• Volunteering statistics: Looking at why young people volunteer or not and which groups do it most using info given to v by funded projects.
• Interviews with other people: We’re talking to people who are interested in youth volunteering, e.g. Government and the public sector, companies that support volunteering, the voluntary and youth working sectors.
• Marketing communications: We’re exploring how v communicates, and how effective it is at raising awareness of volunteering, removing barriers and encouraging young people to take up volunteering opportunities.
• Return on investment: We’re exploring the cost of reaching volunteers in different ways and the potential savings to society that v has delivered through volunteering.
We’re also going to uploads tools and resources to help you evaluate yourselves; like, for instance, the Institute of Volunteering’s evaluation toolkit and the Citizenship Survey which has some useful statistics about volunteering. Watch this space!
Welcome to the v evaluation blog. We’ll regularly update this to keep you informed about the external evaluation while a dedicated evaluation section of vinspired.com is prepared for launch later in the year.
When we met some of you at the v National Conference in the summer, you told us that you wanted to learn more about what the external evaluators are doing, how you can contribute to the evaluation if you want to, any best practice that we can give you so that you can evaluate your own work more effectively and any insights that we’re picking up along the way.
So, over the coming weeks, we’ll aim to do just that through this blog. If you have any questions please post them here and we will try to answer them as best we can.

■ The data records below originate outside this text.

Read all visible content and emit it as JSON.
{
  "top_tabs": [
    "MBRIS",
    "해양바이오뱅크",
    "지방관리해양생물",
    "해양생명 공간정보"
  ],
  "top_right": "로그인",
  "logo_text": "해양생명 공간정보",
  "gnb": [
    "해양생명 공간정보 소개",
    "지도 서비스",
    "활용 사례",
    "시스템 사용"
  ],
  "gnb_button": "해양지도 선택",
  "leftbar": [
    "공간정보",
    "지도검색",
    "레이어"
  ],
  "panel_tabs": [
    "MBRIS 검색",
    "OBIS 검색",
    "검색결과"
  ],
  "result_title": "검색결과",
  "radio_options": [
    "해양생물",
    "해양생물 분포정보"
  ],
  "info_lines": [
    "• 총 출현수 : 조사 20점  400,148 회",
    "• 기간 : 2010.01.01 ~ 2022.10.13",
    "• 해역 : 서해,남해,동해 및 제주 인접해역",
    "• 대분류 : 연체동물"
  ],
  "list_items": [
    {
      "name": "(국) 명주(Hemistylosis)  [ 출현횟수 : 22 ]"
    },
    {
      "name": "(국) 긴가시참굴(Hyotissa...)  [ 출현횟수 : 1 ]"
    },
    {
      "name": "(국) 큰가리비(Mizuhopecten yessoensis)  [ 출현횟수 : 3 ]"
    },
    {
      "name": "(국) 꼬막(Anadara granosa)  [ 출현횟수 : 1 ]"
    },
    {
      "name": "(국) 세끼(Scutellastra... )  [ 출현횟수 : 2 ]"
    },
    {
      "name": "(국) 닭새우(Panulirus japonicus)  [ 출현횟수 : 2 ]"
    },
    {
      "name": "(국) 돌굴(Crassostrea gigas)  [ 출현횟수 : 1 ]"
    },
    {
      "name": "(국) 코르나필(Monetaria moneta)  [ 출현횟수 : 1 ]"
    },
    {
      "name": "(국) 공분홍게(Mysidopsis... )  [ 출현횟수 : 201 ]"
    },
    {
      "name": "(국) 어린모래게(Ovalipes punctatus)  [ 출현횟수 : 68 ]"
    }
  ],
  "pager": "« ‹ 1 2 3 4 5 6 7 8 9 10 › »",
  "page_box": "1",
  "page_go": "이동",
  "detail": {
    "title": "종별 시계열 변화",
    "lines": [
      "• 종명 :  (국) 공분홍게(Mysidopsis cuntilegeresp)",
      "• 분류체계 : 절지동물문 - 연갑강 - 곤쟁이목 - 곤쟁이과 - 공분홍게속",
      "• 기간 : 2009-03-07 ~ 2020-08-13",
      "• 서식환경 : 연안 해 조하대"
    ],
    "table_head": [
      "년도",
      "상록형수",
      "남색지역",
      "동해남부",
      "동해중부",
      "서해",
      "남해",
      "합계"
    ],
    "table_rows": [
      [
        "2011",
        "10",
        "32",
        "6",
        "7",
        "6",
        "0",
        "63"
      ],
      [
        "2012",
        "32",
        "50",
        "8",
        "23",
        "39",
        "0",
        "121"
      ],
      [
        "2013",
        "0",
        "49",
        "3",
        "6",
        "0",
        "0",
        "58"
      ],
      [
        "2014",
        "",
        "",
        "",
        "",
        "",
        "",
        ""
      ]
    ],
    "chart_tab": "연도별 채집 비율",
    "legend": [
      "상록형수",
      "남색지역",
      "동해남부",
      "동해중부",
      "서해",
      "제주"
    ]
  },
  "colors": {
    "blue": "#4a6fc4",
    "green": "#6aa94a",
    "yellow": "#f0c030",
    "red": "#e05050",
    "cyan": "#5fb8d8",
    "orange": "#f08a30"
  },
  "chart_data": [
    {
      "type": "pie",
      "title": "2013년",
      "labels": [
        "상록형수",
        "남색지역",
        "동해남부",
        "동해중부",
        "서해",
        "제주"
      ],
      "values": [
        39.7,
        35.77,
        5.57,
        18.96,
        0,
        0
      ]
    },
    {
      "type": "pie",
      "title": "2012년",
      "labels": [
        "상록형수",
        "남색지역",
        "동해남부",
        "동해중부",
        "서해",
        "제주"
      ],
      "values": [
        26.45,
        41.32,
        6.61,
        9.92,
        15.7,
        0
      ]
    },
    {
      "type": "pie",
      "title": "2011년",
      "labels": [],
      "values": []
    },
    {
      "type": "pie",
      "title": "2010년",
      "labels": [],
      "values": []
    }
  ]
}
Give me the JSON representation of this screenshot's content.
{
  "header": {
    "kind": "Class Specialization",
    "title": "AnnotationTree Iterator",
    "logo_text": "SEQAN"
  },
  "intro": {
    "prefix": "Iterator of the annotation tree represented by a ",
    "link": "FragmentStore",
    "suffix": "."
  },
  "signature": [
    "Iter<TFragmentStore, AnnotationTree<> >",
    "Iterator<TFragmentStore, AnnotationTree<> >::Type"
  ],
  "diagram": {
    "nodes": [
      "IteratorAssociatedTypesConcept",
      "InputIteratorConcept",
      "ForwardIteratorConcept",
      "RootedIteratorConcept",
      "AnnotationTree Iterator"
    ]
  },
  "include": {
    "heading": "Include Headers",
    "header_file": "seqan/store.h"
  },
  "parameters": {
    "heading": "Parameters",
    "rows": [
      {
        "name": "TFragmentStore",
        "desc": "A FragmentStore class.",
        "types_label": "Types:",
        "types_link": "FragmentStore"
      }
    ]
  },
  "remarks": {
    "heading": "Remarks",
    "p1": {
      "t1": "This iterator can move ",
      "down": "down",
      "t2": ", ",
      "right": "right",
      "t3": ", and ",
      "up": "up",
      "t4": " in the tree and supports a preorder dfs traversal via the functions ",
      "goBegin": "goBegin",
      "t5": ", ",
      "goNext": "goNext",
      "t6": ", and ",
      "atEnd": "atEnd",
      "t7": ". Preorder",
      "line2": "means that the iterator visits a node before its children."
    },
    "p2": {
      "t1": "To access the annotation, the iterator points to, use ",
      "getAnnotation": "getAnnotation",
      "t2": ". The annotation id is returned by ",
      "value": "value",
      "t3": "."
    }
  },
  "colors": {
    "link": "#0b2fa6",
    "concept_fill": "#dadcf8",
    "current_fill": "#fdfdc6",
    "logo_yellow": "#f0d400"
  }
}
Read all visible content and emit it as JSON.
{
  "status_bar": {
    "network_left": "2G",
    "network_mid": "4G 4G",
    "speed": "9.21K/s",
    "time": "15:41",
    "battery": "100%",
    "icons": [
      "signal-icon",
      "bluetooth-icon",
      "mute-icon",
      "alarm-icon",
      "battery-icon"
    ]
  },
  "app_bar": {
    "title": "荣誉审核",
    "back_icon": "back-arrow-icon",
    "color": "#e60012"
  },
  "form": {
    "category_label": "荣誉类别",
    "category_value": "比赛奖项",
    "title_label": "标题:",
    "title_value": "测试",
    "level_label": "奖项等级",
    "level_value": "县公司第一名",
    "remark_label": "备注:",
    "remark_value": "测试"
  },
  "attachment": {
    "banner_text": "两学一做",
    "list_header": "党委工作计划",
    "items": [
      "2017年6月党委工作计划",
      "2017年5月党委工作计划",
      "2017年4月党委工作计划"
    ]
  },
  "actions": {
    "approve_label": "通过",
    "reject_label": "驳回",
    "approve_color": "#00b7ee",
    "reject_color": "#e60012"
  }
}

We’re a team of social research and communication experts (ten of us in all) from the National Centre for Social Research, the Institute for Volunteering Research, Southampton and Birmingham Universities and Public Zone. We’re working together on different strands of the evaluation that will eventually come together to create an overall picture of v. Let us know if you want us to post up our biogs. We’ve also got an email address if people want to contact us direct: firstname.lastname@example.org
Speak to you soon, Amanda